Juggernaut of the Non-Dual View : Tony Duff :

I have seen a number of cases where the teachings of Atisha, which are the source of the Kadampa and later Gelugpa traditions, do not seem to fit with Tsongkhapa's later way of asserting things that is supposedly based on the Kadampa system. Loden Sherab spent many years with Atisha.

It seems that Atisha did teach him the progression of meaning that the Kagyu and Nyingma accept but which Tsongkhapa later denied. These points are important in that they help to show that Tsongkhapa's presentations do not fit with the presentations of these crucial matters when they first came into 'fibet. All this talk about Other Emptiness is not given because the Kagyus need to be convinced of their view.

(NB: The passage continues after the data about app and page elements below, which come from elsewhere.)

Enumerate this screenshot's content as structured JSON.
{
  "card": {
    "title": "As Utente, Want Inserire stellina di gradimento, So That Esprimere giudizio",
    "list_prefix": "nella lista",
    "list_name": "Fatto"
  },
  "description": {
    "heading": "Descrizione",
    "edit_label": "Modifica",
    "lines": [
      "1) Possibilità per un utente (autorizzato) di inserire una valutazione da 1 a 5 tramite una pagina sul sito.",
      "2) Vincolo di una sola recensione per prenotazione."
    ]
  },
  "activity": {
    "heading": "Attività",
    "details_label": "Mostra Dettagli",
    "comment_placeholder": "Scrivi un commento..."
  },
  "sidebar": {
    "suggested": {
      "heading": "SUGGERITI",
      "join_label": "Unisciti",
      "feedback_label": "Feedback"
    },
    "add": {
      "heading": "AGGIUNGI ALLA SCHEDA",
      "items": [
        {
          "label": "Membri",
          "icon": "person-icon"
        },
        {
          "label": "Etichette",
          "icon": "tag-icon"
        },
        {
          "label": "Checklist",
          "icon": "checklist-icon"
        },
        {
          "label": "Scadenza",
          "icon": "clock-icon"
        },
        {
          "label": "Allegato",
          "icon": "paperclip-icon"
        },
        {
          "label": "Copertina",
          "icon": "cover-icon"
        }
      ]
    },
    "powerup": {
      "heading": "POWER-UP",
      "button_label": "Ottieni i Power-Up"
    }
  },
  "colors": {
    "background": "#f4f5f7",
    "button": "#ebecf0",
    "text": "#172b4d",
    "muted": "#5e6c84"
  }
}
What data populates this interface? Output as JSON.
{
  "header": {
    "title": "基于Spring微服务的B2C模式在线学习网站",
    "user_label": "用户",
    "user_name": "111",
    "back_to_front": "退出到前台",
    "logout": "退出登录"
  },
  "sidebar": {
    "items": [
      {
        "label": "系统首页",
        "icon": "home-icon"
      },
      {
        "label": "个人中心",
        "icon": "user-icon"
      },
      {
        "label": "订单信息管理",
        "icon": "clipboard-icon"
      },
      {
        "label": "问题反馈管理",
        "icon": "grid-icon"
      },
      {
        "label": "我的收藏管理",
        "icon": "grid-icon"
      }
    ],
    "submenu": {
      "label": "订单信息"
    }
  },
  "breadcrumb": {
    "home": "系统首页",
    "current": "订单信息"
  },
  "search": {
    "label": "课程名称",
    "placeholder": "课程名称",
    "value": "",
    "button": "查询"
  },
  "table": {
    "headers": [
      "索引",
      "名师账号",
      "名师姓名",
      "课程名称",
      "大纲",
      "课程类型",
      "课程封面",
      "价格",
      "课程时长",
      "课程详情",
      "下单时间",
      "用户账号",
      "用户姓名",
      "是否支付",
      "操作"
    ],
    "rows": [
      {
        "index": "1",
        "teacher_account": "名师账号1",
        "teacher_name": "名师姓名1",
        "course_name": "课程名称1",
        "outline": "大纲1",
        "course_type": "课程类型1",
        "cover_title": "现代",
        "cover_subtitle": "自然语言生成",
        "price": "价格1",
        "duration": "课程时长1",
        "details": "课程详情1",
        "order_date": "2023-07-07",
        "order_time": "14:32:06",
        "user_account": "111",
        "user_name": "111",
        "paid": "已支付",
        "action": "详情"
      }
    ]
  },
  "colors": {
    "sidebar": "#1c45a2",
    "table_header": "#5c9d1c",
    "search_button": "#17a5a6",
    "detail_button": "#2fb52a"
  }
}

They do not! Gyalwang J e's style in summary is that he presents the Kagyu view as it has been done from the beginning within the lineage. As mentioned earlier, some Tibetan schools, or at least some powerful people in or related with those schools, did try to refute and destroy other religious traditions in Tibet. The Drukpa Kagyu tradition, which originally flourished in Central Tibet; was nearly destroyed when powerful figures in the central government who only believed in the teachings of the established church headquartered in Central Tibet walked in and simply took over many of the Drukpa Kagyu monasteries in the central region, replacing the spiritual system in force with the one, just mentioned, of their own liking.

There is an interesting point here. One well-known activity of the established church, the Gelugpa tradition, was that it vigorously attempted to destroy anything connected with the system of Other Emptiness. If one turns that logic back on the established church, you get the following.